Ladies & Gentlemen, how are you?  I’d like to ask you what do you think of the picture above is?

I presume almost all viewers think that it is probably the place or location for movie.

Sorry to say that this place is not used as for movie, it was restored to typical old houses for tourists.

This is called Tsumago-juku(Inn), so let’s start about it.

Tsumago-juku was the forty-second of the sixty-nine post towns on the Nakasendō. It is located in Nagiso, Kiso District, Nagano Prefecture, Japan.

It has been restored to its appearance as an Edo-era post town and is now a popular tourist destination.

How was Tsumago-juku built?

During the Edo period (about 400 years ago), Tsumago was the forty-second of the sixty-nine post towns, which connected Edo (present-day Tokyo) with Kyoto.

Prior to becoming part of the Nakasendō, it was the tenth of eleven stations along the Kisoji, a minor trade route running through the Kiso Valley.


Hiroshige’s print of Tsumago-juku, part of The Sixty-nine Stations of the Kiso Kaido series

As such, it was a relatively prosperous and cosmopolitan town, with an economy based on currency.

It fell into obscurity and poverty, however, after the completion of the Chūō Main Line railway, which bypassed Tsumago.

In 1968, local residents began an effort to restore historical sites and structures within the town.

By 1971, some 20 houses had been restored, and a charter was agreed to the effect that no place in Tsumago should be “sold, hired out, or destroyed”.

In 1976, the town was designated by the Japanese government as a Nationally Designated Architectural Preservation Site.

Despite its historical appearance, however, Tsumago is fully inhabited, though with tourist shops as the town’s main business.


Main street of Tsumago-juku

What does Tsumago-juku have attractions?

Tsumago contains a number of interesting properties, including former honjin and Okuya, the waki-honjin, are both open to visitors today.

The honjin, which was the main inn of the post town, was originally destroyed, but it was rebuilt in 1995.

The original building of the waki-honjin, which was the secondary inn, however, still remains and was named an Important Cultural Property in 2001.

The Nagiso Museum of History contains information on the areas history, the preservation of row houses and data about row houses throughout the country.

Kabuto Kannon Shrine is a small shrine dedicated to Minamoto no Yoshinaka, the “General of the Rising Sun,” who built a citadel at Tsumago.
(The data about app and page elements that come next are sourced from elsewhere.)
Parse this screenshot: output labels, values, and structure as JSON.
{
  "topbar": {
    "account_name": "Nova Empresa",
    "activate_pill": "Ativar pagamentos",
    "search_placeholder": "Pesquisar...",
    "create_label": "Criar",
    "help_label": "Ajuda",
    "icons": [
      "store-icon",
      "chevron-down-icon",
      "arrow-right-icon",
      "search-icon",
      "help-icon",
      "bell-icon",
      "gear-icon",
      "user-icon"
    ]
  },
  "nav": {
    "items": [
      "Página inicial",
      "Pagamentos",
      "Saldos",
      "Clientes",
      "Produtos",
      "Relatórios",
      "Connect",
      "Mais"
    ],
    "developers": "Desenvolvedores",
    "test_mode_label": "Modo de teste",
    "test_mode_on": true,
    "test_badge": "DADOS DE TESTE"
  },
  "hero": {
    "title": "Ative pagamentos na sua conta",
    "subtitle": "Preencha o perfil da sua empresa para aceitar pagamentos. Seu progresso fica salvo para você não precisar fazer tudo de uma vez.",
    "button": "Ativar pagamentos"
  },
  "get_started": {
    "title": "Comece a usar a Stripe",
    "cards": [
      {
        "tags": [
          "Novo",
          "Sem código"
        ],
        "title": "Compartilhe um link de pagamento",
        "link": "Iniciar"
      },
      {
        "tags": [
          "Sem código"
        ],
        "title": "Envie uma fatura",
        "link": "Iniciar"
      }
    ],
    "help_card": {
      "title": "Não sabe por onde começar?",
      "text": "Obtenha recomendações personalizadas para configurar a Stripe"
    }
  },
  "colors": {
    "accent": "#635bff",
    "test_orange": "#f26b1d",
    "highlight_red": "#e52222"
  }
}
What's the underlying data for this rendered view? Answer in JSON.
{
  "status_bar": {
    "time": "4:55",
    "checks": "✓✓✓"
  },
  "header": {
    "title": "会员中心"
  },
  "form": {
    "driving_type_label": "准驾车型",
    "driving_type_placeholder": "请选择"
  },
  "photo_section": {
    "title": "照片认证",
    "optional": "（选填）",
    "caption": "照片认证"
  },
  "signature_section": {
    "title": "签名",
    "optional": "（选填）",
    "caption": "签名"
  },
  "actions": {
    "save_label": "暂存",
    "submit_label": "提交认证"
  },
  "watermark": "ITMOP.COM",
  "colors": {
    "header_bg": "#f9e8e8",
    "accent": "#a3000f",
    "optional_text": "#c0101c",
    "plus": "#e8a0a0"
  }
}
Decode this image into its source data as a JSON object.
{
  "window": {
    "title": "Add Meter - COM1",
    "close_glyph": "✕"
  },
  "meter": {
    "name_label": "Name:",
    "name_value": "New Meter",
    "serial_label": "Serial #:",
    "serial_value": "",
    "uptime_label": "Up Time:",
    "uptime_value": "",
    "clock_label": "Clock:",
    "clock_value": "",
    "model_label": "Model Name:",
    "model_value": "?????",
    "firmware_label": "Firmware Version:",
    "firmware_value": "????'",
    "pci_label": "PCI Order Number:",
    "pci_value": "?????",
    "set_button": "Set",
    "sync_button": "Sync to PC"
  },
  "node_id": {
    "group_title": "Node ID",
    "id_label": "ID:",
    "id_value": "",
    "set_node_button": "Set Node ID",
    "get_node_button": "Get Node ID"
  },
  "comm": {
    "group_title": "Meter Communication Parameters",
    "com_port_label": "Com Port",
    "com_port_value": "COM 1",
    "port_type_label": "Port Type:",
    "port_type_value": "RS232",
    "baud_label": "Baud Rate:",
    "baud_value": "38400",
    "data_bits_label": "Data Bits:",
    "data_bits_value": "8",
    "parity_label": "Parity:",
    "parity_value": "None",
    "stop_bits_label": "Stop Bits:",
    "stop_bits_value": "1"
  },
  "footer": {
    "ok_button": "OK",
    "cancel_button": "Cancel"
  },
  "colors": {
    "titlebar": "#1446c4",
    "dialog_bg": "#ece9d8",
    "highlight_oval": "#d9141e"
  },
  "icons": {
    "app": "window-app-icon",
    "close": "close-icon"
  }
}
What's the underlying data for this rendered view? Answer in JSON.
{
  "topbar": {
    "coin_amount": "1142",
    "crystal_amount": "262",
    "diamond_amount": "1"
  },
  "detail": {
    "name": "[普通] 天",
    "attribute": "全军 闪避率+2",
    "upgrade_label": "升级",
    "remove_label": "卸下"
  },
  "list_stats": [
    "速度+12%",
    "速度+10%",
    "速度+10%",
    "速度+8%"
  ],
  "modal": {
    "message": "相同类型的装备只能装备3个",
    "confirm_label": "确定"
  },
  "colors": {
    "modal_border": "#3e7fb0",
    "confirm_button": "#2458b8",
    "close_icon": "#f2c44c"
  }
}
The shrine was built around 1180.

Tsumago Castle is nothing but a few ruins today. During the Edo period, however, its mountaintop location gave it wonderful views of both Tsumago-juku and Midono-juku.

It served as the site of a large battle in 1584 and was dismantled in the early 17th century, as a result of the Genna era’s “one country, one castle” rule.
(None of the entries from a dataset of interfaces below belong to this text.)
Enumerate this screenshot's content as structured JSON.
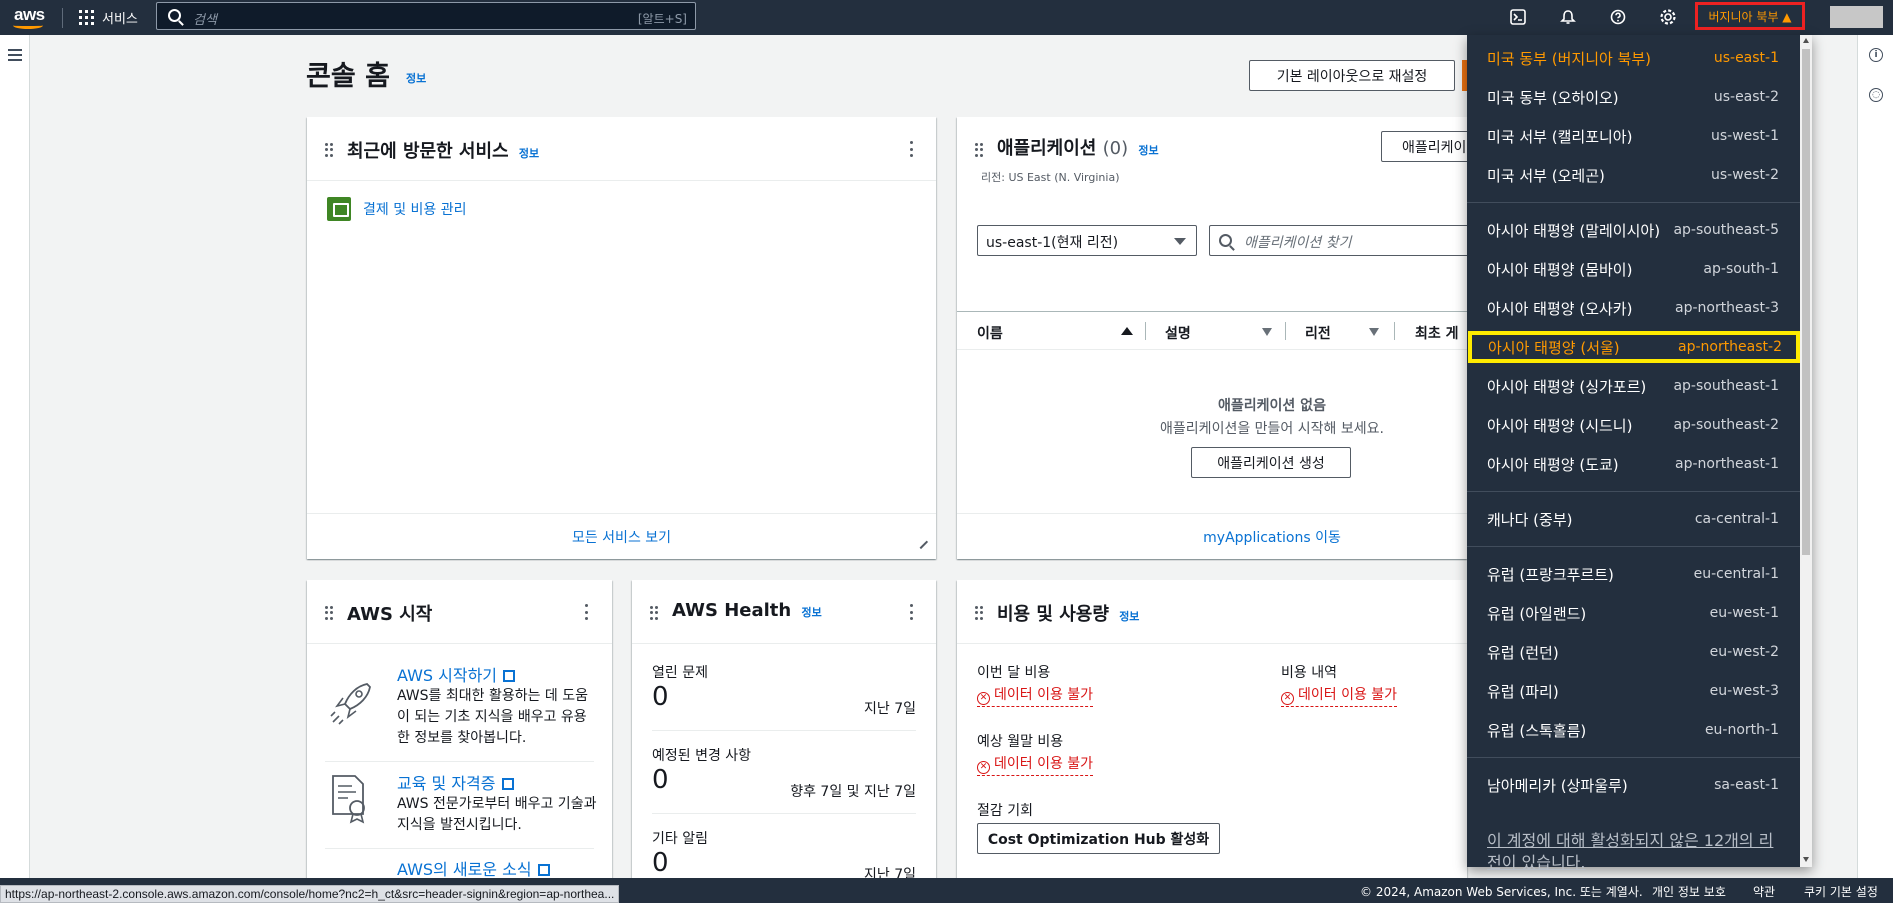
{
  "nav": {
    "logo": "aws",
    "services_label": "서비스",
    "search_placeholder": "검색",
    "search_shortcut": "[알트+S]",
    "region_label": "버지니아 북부 ▲"
  },
  "page": {
    "title": "콘솔 홈",
    "info": "정보",
    "reset_button": "기본 레이아웃으로 재설정"
  },
  "recent": {
    "title": "최근에 방문한 서비스",
    "info": "정보",
    "items": [
      {
        "label": "결제 및 비용 관리"
      }
    ],
    "footer_link": "모든 서비스 보기"
  },
  "apps": {
    "title": "애플리케이션",
    "count": "(0)",
    "info": "정보",
    "create_button_partial": "애플리케이",
    "region_note": "리전: US East (N. Virginia)",
    "region_select": "us-east-1(현재 리전)",
    "find_placeholder": "애플리케이션 찾기",
    "columns": [
      "이름",
      "설명",
      "리전",
      "최초 게"
    ],
    "empty_title": "애플리케이션 없음",
    "empty_desc": "애플리케이션을 만들어 시작해 보세요.",
    "create_app_button": "애플리케이션 생성",
    "footer_link": "myApplications 이동"
  },
  "getting_started": {
    "title": "AWS 시작",
    "items": [
      {
        "title": "AWS 시작하기",
        "body": "AWS를 최대한 활용하는 데 도움이 되는 기초 지식을 배우고 유용한 정보를 찾아봅니다."
      },
      {
        "title": "교육 및 자격증",
        "body": "AWS 전문가로부터 배우고 기술과 지식을 발전시킵니다."
      },
      {
        "title": "AWS의 새로운 소식",
        "body": ""
      }
    ]
  },
  "health": {
    "title": "AWS Health",
    "info": "정보",
    "rows": [
      {
        "label": "열린 문제",
        "value": "0",
        "period": "지난 7일"
      },
      {
        "label": "예정된 변경 사항",
        "value": "0",
        "period": "향후 7일 및 지난 7일"
      },
      {
        "label": "기타 알림",
        "value": "0",
        "period": "지난 7일"
      }
    ]
  },
  "cost": {
    "title": "비용 및 사용량",
    "info": "정보",
    "current_month_label": "이번 달 비용",
    "history_label": "비용 내역",
    "forecast_label": "예상 월말 비용",
    "unavailable": "데이터 이용 불가",
    "savings_label": "절감 기회",
    "hub_button": "Cost Optimization Hub 활성화"
  },
  "region_menu": {
    "groups": [
      [
        {
          "name": "미국 동부 (버지니아 북부)",
          "code": "us-east-1",
          "state": "current"
        },
        {
          "name": "미국 동부 (오하이오)",
          "code": "us-east-2"
        },
        {
          "name": "미국 서부 (캘리포니아)",
          "code": "us-west-1"
        },
        {
          "name": "미국 서부 (오레곤)",
          "code": "us-west-2"
        }
      ],
      [
        {
          "name": "아시아 태평양 (말레이시아)",
          "code": "ap-southeast-5"
        },
        {
          "name": "아시아 태평양 (뭄바이)",
          "code": "ap-south-1"
        },
        {
          "name": "아시아 태평양 (오사카)",
          "code": "ap-northeast-3"
        },
        {
          "name": "아시아 태평양 (서울)",
          "code": "ap-northeast-2",
          "state": "highlight"
        },
        {
          "name": "아시아 태평양 (싱가포르)",
          "code": "ap-southeast-1"
        },
        {
          "name": "아시아 태평양 (시드니)",
          "code": "ap-southeast-2"
        },
        {
          "name": "아시아 태평양 (도쿄)",
          "code": "ap-northeast-1"
        }
      ],
      [
        {
          "name": "캐나다 (중부)",
          "code": "ca-central-1"
        }
      ],
      [
        {
          "name": "유럽 (프랑크푸르트)",
          "code": "eu-central-1"
        },
        {
          "name": "유럽 (아일랜드)",
          "code": "eu-west-1"
        },
        {
          "name": "유럽 (런던)",
          "code": "eu-west-2"
        },
        {
          "name": "유럽 (파리)",
          "code": "eu-west-3"
        },
        {
          "name": "유럽 (스톡홀름)",
          "code": "eu-north-1"
        }
      ],
      [
        {
          "name": "남아메리카 (상파울루)",
          "code": "sa-east-1"
        }
      ]
    ],
    "disabled_note": "이 계정에 대해 활성화되지 않은 12개의 리전이 있습니다."
  },
  "footer": {
    "copyright": "© 2024, Amazon Web Services, Inc. 또는 계열사.",
    "privacy": "개인 정보 보호",
    "terms": "약관",
    "cookies": "쿠키 기본 설정"
  },
  "statusbar_url": "https://ap-northeast-2.console.aws.amazon.com/console/home?nc2=h_ct&src=header-signin&region=ap-northea...",
  "colors": {
    "nav_bg": "#232f3e",
    "accent": "#ff9900",
    "link": "#0972d3",
    "error": "#d91515",
    "highlight_border": "#ffeb00"
  }
}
Rurisan Kōtoku-ji Temple, with its white walls and stone base, rises one story above the area’s buildings.

Founded in 1500, its main deity was added in 1599, and is notable for its Nightingale floors and a 500-year-old weeping cherry tree out front.

Perhaps its most interesting aspect, however, is the restored row of houses along the former post road. Most were houses built for common people in the mid-18th century, with shops and inns for travelers along the Nakasendō.

A quiet portion of the original highway has been preserved between Tsumago and Magome, the next post town (also restored). It provides for a pleasant walk through the forests and past a waterfall.

Also, so guests do not have to walk the path twice to return to the beginning of the hike, bus service is provided between the two ends of the road.

Access

Tsumago sits at the south end of the Kiso District at the juncture of Routes 19 and 256. It can also be reached via a nearby railway station at the town of Nagiso on the Chūō Main Line.

Waiting for your visiting us!

About the author

立 資樺騎(Shigeki Ryu)